The below are examples of what the PCC considers valid indirect costs, however please note that each investigator’s institution will determine how allocated indirect costs will be spent. Investigators do not need to individually outline, nor justify indirect costs applied for, however this line item may not exceed 25% of the direct cost total requested.
The amount requested by applicants (up to 25% of direct costs) may pay for the following:
Those not working directly on the research, but whose job function is necessary to the success of the project and organization such as grant managers, administrative assistants, library staff, marketing staff, and/or program directors.
Goods and services that ensure investigators can perform research in safe, comfortable, and appropriately technical spaces, such as rent, computer networks, electricity, office supplies, lighting, heat, and maintenance.
Items the PCC will not fund
Limits on costs
*As a reminder, the PCC will allot funding for personnel outside of the applicant’s organization but requires a letter of intent from the consultant(s) or expert(s) named in the application.
**In addition, any equipment costs requested must not exceed $50,000, and must be itemized. In limited scenarios, the PCC will fund larger equipment purchase grants (called ‘Center of Excellence’ grants) when deemed appropriate and/or necessary for a lab to perform integral functions.

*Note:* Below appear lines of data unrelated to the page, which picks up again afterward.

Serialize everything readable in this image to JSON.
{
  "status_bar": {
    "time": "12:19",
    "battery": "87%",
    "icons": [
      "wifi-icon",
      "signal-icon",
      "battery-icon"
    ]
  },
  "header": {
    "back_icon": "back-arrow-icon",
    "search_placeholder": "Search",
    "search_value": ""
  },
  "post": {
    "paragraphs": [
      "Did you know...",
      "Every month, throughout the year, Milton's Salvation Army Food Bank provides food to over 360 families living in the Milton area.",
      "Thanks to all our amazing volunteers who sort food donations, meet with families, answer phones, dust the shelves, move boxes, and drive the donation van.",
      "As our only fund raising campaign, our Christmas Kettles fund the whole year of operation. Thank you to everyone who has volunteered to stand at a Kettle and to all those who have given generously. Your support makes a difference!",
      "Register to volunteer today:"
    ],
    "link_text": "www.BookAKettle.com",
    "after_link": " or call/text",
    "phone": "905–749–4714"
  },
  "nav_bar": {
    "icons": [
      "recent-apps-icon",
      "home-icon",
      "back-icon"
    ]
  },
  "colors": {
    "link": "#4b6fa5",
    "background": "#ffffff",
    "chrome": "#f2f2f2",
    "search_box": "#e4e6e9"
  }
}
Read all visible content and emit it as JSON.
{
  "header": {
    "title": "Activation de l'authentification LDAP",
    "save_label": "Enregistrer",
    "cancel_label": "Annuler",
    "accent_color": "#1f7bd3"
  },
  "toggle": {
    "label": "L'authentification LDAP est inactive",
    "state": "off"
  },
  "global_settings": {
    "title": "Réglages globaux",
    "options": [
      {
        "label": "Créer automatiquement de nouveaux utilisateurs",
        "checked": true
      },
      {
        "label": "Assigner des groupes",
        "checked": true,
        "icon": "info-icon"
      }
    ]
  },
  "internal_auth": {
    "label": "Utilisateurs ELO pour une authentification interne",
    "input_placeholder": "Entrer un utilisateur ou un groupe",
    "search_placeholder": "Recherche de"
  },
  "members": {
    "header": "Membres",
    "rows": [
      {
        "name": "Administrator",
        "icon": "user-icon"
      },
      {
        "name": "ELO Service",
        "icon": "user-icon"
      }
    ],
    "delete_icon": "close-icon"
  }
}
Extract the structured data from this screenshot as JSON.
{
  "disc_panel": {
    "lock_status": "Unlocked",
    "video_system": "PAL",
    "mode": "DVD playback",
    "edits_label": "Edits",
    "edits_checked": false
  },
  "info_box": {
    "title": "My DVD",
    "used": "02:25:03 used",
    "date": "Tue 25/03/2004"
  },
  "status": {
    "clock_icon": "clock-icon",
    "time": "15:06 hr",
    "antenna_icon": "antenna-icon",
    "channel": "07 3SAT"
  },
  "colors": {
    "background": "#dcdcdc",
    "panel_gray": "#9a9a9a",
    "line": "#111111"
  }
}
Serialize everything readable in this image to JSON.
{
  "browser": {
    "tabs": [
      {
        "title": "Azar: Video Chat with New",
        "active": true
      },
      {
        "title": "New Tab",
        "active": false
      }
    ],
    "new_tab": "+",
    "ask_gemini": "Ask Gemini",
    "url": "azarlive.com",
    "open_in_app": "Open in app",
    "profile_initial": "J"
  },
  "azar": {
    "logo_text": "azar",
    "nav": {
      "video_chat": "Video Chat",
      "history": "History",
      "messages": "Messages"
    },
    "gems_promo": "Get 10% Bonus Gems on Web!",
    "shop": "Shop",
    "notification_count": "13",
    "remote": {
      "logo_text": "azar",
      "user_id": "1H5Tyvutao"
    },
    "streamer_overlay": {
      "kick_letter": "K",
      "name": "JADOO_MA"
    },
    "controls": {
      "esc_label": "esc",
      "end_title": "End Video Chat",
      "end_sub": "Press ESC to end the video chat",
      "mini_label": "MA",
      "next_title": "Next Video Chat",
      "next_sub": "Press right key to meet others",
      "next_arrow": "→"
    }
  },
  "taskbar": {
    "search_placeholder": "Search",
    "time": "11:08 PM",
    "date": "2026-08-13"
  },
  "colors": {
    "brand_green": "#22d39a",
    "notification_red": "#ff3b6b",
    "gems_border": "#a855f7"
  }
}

***Projects with human participants require Institutional Review Board (IRB) from the institution of the application. IRB applications will be reviewed before funds are distributed.
As mentioned earlier, the PCC will only fund up to 25% of the total direct costs for indirect costs.
Funding caps, and overall funding limits
The PCC does not impose limits on the amount of funding an investigator can apply for; however, in all cases each budget item must be justifiable, and relevant to the project’s scope.
The exception to this case is the PCC Micro-Grant, for which only $75,000 per project is allowable.
For reference, the PCC’s average grant award is $202,000 USD. Our highest award, not including Center of Excellence grants, has been $673,219 USD, awarded to Dr. Anthony Butch of the UCLA Olympic Lab for his project “Establishment of IRMS 13C/12C Reference Intervals for Improved Detection of Endogenous Steroid Use and the Development of a Sensitive LC/MS/MS Method to Detect Various Forms of hCG.”
We hope the above guidance will serve helpful as you create and justify a detailed budget for your PCC grant funding request. If you have additional questions of a specific nature, please email Jenna Celmer, who is happy to discuss your research project needs.